And then, almost as if a veil had been lifted, we sailed out of the fog and into a beautiful, clear fall day. Ahead in the distance we could make out the Plymouth breakwater some 10 miles out. Unaware that the fog had cleared, Dave came on deck and looked through binoculars to starboard and stated that if his dead reckoning was correct we should soon see the Eddystone light — a granite behemoth 7 miles offshore and a sentinel for generations of seamen making landfall in Plymouth. He strained his eyes, searching the horizon for any sign of the light and exclaiming that it should come into view any moment. Unable to contain ourselves any longer, the crew collapsed in fits of laughter and encouraged Dave to look to port over the other rail, where the 160-foot light was barely a quarter-mile off.

I retell this story not only for amusement, but also to highlight an important facet of seamanship and navigation: Look where you are going and be aware of your surroundings at all times. These days, almost every boat has a chart plotter, and as great as these devices are, they should not be relied upon blindly. Situational awareness is critically important.

When I was studying for my master’s ticket, the instructors were very firm in their insistence that we should constantly scan the horizon for ships, the coastline or myriad other hazards. It’s very easy to become a slave to “button pushing,” as my instructors called it. GPS is a wonderful tool, but it is just that — a tool. Interviewing distance sailors at the end of the Atlantic Rally For Cruisers, they were practically unanimous in their praise for GPS, but several pointed out that there were novices who never would have attempted such a passage if they had to rely on more traditional methods. They were putting all their trust in the electronics.

I still like to have a paper chart spread out on the table next to me at the helm — I think it makes passage planning easier, and marking a position in pencil every hour is a great backup, should the electronics fail. I also still keep a sextant on board and routinely take at least one sight each day when on a passage. If nothing else, it reaffirms my wonder at the world around me — picking out a star at night and reducing it to a dot on the chart gives me a sense of satisfaction denied to those that rely solely on electronics for position fixing.

GPS can give your position anywhere on the Earth’s surface with almost pinpoint accuracy, but remember that the charts a plotter uses are often electronic versions of paper charts that may have been drawn many years ago and might not be accurate.

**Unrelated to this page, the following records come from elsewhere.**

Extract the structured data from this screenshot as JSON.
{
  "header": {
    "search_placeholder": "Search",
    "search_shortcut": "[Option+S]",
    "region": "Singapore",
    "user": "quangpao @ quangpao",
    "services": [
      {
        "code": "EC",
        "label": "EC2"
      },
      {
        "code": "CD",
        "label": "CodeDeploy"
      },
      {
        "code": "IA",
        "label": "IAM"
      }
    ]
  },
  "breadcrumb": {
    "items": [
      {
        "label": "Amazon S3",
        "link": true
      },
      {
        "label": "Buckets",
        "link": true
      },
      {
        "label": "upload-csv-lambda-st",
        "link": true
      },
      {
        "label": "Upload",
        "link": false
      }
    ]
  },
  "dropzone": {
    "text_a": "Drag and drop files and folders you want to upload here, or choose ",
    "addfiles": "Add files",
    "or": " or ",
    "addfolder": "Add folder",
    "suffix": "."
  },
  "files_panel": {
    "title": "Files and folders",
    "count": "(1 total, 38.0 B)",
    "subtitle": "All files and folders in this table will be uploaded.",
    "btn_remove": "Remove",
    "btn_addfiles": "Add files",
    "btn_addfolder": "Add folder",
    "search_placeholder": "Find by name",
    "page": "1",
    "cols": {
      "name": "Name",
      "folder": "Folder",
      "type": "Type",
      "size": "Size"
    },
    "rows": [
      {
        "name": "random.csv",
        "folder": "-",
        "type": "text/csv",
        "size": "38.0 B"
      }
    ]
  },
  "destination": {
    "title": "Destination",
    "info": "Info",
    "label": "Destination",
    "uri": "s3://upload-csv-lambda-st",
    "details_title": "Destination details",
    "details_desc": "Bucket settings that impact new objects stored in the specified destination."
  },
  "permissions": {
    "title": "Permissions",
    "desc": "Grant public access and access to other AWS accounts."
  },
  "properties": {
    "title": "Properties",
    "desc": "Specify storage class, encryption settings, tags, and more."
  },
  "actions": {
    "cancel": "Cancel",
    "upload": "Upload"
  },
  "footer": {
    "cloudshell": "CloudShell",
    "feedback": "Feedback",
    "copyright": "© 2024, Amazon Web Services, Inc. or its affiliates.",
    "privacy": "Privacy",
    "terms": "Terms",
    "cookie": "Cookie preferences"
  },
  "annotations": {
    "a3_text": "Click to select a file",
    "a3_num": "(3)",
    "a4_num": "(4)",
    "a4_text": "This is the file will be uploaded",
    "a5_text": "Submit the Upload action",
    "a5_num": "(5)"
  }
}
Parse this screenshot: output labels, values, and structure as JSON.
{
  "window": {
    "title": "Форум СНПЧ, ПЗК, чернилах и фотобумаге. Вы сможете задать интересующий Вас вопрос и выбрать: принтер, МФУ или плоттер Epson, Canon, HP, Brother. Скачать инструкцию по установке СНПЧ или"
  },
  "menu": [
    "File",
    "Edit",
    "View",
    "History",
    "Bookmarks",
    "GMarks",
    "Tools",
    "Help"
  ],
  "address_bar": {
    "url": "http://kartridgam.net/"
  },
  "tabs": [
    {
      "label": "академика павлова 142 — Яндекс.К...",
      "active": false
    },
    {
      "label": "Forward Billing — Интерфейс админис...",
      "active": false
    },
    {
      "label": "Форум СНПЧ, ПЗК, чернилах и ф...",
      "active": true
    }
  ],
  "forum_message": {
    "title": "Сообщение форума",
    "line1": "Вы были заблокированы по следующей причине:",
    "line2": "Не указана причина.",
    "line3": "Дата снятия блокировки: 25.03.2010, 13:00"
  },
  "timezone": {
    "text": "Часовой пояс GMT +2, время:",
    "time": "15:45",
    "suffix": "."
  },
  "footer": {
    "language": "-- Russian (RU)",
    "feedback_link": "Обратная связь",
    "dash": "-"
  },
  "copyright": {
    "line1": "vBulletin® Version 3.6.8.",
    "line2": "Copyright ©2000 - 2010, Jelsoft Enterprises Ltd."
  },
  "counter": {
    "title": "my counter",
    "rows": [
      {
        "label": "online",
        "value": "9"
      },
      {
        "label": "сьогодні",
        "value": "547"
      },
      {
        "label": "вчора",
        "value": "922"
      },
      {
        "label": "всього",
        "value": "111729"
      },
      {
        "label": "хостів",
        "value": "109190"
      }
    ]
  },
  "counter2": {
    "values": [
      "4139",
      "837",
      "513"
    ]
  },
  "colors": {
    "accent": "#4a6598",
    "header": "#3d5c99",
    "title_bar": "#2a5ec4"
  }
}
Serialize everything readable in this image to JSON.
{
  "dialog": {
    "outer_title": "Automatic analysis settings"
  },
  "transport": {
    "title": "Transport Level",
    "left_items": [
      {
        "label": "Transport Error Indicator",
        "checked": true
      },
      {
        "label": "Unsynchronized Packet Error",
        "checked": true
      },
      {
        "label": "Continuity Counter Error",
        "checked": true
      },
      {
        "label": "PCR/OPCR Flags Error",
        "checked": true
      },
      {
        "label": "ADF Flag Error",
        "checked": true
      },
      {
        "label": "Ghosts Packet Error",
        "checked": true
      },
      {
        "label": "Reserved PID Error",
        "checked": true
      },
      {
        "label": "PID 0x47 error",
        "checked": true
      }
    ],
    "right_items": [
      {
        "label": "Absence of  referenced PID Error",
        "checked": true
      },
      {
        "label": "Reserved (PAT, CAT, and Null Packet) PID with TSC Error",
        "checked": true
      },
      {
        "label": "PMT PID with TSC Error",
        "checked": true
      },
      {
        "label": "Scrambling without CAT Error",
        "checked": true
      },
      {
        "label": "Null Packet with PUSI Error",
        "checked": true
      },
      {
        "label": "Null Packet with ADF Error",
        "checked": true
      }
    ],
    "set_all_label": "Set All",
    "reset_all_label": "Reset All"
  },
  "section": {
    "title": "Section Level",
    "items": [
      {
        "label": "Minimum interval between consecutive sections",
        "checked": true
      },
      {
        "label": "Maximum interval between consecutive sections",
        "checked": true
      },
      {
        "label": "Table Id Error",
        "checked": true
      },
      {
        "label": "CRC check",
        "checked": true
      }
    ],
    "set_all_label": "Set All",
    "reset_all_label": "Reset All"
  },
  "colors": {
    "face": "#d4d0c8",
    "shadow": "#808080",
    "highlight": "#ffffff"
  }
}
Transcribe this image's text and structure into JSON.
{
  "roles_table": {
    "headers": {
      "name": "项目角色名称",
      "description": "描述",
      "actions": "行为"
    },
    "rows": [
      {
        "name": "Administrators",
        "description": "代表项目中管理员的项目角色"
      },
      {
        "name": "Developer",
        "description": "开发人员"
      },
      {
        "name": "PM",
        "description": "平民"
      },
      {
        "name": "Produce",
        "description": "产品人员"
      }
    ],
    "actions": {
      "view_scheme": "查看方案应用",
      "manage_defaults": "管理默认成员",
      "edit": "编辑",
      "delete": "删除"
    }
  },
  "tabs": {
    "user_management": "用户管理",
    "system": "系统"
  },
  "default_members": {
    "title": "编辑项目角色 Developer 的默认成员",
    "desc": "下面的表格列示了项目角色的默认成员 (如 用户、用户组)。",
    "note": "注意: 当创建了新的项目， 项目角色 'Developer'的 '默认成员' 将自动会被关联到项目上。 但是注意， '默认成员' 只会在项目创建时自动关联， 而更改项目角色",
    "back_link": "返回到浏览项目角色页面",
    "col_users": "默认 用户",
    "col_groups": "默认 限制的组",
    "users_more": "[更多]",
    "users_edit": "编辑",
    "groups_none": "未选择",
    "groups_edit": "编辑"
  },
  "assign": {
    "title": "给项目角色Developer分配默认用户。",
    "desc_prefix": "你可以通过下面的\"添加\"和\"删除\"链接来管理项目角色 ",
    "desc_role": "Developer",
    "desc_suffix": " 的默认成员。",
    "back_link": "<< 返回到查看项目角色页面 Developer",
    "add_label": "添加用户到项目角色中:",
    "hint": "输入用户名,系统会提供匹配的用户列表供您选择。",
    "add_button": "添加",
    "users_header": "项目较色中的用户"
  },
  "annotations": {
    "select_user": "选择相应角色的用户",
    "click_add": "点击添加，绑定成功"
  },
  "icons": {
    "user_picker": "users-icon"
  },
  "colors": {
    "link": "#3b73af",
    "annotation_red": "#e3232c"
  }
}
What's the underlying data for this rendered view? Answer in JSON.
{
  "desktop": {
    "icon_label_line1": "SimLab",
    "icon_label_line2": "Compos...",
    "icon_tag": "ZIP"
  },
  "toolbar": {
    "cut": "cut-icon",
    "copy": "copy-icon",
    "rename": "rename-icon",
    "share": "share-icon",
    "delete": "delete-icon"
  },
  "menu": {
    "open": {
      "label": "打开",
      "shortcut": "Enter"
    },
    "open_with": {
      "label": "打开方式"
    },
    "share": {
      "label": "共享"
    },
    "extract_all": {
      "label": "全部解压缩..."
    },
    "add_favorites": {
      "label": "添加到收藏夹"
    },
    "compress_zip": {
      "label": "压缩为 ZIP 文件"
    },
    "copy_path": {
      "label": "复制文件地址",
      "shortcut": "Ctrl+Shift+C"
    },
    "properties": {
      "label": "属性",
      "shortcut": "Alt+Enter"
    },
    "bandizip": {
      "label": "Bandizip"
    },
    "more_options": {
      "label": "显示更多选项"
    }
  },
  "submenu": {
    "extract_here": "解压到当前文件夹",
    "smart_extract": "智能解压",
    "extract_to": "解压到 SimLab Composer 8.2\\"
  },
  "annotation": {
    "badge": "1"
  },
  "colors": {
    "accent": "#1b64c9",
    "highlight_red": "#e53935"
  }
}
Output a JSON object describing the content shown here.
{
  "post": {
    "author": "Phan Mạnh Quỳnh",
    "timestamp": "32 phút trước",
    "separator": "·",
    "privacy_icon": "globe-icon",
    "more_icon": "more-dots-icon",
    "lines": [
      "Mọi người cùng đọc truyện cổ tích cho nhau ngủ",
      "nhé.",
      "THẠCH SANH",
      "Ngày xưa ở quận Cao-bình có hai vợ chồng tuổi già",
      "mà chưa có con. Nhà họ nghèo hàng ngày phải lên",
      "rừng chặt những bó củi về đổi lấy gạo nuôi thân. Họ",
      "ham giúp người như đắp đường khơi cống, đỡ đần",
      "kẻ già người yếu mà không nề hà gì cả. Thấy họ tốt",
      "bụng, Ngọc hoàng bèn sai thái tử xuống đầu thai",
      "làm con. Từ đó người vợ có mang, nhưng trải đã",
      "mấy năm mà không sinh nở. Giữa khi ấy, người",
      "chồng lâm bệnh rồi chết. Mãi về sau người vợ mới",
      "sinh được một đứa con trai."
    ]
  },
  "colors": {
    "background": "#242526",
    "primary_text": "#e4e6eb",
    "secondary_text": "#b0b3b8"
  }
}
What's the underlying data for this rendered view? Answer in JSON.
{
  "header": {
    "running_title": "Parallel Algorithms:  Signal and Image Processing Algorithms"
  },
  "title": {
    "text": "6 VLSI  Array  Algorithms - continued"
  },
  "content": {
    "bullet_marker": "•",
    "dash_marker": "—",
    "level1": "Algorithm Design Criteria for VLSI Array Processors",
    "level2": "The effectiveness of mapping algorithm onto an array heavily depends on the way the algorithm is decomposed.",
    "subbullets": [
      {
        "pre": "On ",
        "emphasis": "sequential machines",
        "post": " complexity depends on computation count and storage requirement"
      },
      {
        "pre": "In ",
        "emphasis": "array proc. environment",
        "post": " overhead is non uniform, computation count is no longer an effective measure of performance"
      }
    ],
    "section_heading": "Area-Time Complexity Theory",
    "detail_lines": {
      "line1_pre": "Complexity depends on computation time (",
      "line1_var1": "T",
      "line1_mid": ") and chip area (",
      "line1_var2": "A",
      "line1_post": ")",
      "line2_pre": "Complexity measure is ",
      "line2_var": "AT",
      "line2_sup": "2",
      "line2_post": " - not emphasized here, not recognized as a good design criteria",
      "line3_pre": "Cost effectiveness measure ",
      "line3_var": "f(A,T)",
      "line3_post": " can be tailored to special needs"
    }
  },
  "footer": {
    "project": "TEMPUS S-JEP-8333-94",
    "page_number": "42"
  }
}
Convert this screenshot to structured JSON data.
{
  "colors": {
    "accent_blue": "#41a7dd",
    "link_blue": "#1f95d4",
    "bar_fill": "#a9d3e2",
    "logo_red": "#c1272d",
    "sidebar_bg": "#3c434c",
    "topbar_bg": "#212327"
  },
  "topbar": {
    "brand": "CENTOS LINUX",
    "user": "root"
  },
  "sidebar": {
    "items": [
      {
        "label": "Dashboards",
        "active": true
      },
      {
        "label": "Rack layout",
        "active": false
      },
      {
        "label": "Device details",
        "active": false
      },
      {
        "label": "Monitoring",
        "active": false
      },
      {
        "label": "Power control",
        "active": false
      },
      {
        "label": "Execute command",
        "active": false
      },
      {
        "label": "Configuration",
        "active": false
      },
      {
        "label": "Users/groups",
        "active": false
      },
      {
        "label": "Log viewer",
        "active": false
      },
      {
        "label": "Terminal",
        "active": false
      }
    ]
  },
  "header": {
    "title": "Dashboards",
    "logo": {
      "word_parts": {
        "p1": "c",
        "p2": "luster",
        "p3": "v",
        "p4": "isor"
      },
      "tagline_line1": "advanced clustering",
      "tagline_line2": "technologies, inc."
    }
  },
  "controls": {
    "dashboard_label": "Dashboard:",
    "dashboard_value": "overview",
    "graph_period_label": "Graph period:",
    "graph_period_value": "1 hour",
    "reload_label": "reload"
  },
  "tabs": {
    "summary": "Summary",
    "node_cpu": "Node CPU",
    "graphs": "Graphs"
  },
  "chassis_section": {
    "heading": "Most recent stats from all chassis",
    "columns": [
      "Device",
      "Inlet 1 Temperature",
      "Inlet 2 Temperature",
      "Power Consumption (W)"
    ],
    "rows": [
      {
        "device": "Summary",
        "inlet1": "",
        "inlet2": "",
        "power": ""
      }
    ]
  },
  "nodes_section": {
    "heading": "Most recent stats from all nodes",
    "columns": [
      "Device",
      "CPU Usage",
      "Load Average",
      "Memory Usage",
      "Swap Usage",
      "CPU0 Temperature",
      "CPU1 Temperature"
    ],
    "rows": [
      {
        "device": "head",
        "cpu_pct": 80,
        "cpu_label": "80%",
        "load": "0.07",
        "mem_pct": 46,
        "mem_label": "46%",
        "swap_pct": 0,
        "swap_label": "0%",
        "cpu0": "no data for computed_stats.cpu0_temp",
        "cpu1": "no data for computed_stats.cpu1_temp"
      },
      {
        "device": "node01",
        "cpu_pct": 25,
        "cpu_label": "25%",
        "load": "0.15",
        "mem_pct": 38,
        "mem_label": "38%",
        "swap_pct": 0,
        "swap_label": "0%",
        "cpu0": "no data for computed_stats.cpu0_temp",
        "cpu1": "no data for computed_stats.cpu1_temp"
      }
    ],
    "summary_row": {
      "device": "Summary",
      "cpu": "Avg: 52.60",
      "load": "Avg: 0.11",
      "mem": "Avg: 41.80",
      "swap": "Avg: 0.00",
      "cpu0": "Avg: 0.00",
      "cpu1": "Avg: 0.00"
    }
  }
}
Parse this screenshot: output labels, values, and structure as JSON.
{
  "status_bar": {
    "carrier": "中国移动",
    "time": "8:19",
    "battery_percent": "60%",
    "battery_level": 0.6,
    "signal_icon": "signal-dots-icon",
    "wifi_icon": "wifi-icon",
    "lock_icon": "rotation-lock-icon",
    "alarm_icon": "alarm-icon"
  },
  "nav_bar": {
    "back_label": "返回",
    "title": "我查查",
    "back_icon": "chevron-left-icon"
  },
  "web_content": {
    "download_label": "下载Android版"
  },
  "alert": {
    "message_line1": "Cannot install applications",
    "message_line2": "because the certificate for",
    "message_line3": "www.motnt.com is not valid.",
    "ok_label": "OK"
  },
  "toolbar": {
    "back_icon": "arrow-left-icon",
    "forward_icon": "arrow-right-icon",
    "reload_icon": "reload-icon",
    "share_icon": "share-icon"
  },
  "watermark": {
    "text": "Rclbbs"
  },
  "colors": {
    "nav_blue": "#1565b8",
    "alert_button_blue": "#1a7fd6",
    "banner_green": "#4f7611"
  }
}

Floodwaters and storms bring lots of debris into bays and estuaries. A waterlogged tree trunk might float just below the surface, and contact with one at even moderate speed can severely damage your boat. Watch where you are headed and glance behind you from time to time. Be aware of all that is around you, constantly on the lookout for other vessels, many of which may be much larger than you and unable to swiftly maneuver. Look where you are going — after all, much of the fun is in the journey, not the destination. With your head buried in a screen or hunched over the chart table like Dave, you’ll miss so much.

See related articles:

- Eyes in the back of your head

- Practice, practice, practice

- Think ahead

- Don't neglect your seacocks

November 2014 issue